@Simon I love it! You're schooling me with my own tricks! This was a copy&paste job from old code but I wish I'd seen that myself. Honestly it thrills me that you're open to methods like this as I sometimes feel that nobody is listening. I say again, it's good to have you aboard. (FWIW it appears that | is slightly slower in this application, something I have observed before and you may want to be aware of. It's probably because of the extraneous "Sequence" operations that are performed. Still for me the form you show is beautiful.) – Mr.Wizard Jul 21 '12 at 22:46
thank you! It's good to be aboard - I've learnt so much in just three months from this community. I'm particularly open to learning new methods with pattern matching, it's such a powerful aspect of the language and I'm only just starting to appreciate how flexible it is. – Simon Woods Jul 22 '12 at 11:29

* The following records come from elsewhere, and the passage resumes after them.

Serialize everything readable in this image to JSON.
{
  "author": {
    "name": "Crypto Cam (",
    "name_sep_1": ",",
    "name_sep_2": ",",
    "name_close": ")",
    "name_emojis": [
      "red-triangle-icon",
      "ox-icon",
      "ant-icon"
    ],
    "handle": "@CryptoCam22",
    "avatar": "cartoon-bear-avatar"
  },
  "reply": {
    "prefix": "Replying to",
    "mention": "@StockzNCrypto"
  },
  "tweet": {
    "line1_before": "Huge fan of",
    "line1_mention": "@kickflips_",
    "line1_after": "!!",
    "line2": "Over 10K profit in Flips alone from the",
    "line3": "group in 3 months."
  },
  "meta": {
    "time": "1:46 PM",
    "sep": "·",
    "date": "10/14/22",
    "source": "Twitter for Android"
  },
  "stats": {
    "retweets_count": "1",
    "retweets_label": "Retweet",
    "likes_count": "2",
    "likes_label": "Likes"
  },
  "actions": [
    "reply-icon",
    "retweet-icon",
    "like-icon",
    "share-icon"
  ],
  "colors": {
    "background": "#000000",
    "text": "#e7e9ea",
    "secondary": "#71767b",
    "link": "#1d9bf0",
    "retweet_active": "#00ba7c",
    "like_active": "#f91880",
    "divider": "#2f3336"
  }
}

Mr. Wizard. This is replacement as its best. Wow! The problem with SetPartitions in Combinatorica is the workhorse function KSetPartitions. Inside there is a lot of copying going on. On the other hand, although your approach is very fast, the implementation in KSetPartitions relies more on the algorithm itself. Yours is fascinating syntax wizardry. – Stefan Dec 19 '12 at 15:38